YOUR GOAL: From the data below, copy out every line in which the word "background" occurs.
+++
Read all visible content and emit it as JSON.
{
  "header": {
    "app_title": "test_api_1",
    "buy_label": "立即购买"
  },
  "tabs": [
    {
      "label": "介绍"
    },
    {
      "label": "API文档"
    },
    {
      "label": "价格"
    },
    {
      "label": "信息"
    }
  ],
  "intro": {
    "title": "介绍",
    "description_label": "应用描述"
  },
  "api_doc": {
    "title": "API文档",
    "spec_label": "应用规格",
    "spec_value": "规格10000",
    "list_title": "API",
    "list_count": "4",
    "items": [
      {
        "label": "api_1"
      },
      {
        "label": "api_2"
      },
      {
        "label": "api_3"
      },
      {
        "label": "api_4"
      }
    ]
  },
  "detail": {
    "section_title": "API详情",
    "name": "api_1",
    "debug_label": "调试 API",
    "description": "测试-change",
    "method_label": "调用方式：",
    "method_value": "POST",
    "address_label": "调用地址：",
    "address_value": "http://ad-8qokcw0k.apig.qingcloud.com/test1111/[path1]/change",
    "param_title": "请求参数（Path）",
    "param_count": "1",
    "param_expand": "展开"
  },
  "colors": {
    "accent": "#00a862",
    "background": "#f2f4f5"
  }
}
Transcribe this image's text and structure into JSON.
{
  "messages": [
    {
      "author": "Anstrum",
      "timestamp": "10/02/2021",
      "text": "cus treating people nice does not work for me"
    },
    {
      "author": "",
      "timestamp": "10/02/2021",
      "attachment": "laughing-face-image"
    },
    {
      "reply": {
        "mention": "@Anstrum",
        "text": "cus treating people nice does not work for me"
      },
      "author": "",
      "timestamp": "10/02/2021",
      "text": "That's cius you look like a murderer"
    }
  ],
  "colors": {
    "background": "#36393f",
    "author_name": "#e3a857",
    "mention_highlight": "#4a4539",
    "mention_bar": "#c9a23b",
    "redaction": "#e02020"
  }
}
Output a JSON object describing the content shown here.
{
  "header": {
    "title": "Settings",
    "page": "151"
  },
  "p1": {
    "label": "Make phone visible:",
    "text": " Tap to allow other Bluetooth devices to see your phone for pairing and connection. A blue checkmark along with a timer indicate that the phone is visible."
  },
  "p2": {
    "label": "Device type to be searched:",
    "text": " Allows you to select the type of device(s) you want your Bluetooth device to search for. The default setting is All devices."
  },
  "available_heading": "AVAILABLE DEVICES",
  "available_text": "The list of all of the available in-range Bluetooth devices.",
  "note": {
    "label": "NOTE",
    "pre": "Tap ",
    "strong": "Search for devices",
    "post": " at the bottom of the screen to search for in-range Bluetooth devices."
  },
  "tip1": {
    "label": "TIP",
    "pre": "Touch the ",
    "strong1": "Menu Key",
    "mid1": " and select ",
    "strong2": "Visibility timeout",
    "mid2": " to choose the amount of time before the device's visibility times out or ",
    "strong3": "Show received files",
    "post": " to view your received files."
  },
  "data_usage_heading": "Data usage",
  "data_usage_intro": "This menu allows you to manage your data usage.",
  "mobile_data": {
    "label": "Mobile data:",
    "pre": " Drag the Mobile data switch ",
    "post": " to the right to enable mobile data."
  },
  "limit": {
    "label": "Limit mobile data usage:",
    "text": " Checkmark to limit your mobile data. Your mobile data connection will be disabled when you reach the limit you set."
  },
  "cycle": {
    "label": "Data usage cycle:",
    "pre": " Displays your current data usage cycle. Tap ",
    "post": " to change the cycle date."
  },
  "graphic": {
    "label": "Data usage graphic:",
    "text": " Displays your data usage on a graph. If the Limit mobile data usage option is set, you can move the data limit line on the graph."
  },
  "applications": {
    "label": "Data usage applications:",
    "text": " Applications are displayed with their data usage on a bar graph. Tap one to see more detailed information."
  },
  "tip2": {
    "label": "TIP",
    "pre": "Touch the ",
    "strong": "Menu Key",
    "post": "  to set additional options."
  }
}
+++
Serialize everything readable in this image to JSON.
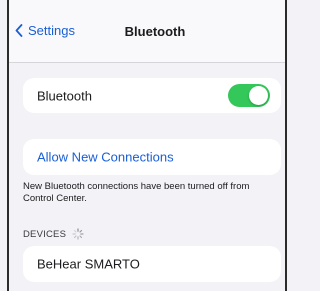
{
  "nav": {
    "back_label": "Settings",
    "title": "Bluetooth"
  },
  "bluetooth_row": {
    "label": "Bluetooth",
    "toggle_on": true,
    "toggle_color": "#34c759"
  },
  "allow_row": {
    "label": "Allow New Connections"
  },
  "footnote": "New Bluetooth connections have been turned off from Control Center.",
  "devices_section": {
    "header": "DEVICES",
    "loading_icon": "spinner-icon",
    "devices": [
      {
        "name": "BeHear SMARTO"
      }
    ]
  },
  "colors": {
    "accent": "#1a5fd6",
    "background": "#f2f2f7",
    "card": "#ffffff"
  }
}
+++
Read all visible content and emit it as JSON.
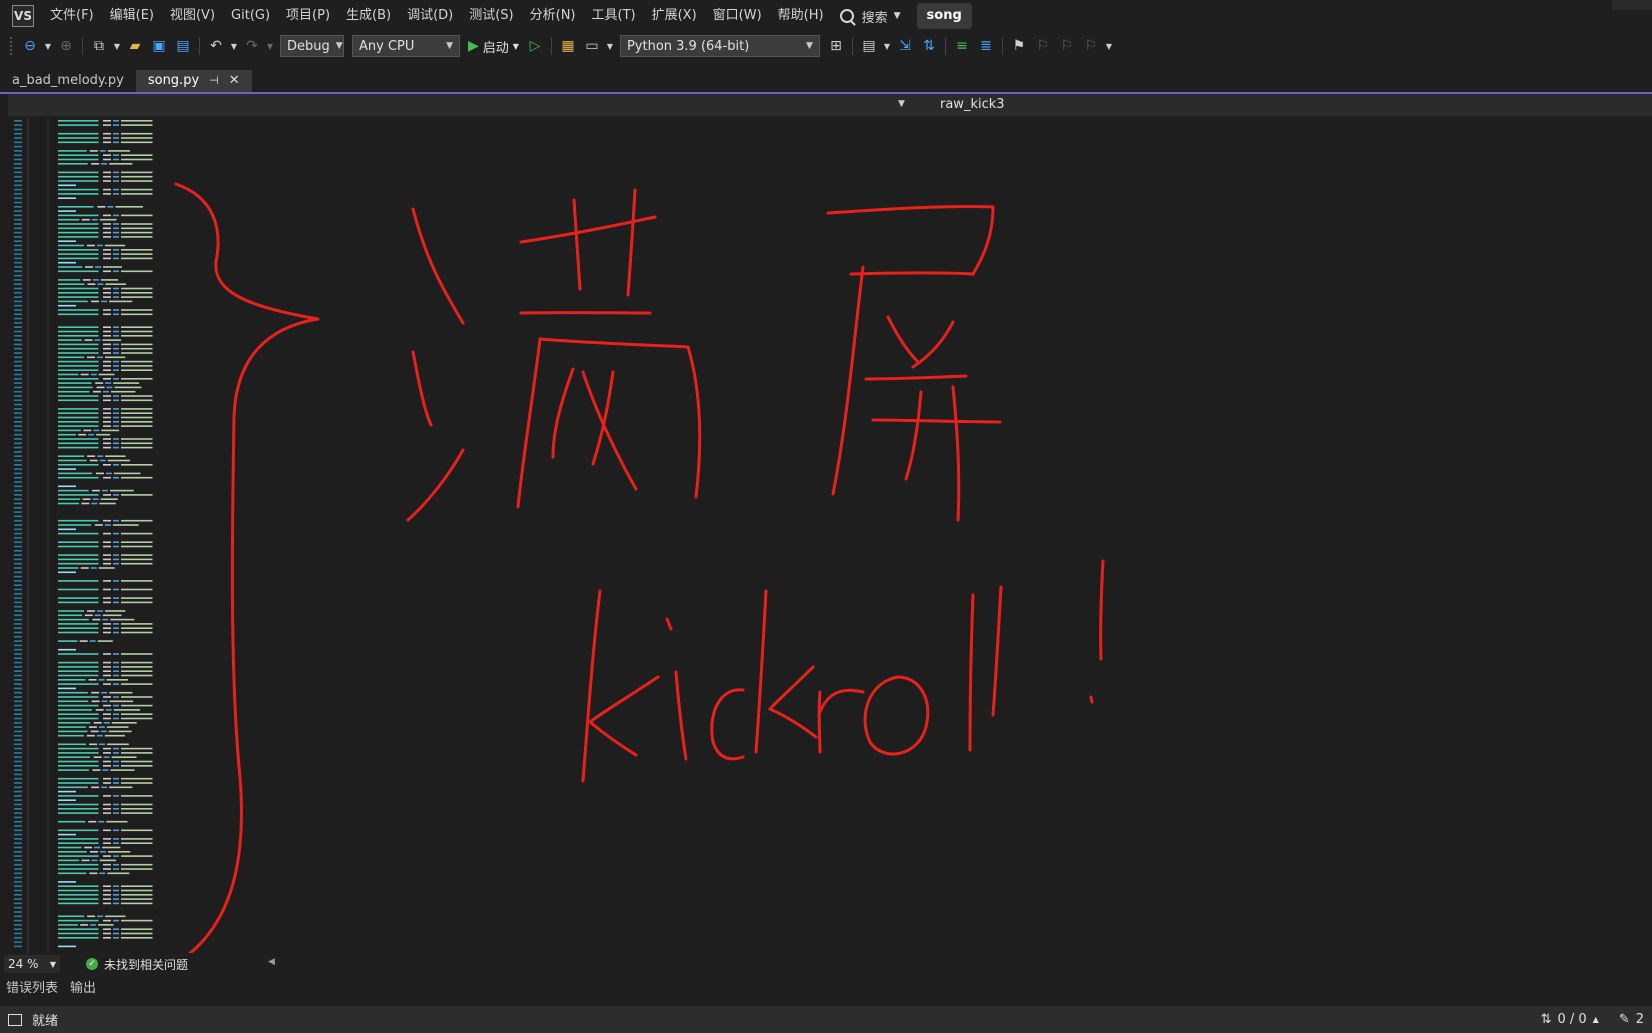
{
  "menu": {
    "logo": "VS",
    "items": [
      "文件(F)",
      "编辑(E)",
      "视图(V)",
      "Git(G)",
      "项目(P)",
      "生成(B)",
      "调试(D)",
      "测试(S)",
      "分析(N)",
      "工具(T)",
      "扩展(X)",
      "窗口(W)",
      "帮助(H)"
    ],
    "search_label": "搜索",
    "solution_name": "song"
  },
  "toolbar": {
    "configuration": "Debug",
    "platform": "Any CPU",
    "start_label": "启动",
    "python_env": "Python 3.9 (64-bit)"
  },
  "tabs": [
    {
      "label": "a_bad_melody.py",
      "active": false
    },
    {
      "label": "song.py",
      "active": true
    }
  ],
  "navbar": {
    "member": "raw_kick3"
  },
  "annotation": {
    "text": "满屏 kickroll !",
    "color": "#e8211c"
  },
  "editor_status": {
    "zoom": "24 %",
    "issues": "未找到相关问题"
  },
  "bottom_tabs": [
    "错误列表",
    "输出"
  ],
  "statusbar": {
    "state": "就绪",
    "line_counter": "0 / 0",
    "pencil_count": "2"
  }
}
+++
SOLUTION FOR THIS TASK:
    "background": "#f2f4f5"
    "background": "#36393f",
    "background": "#f2f2f7",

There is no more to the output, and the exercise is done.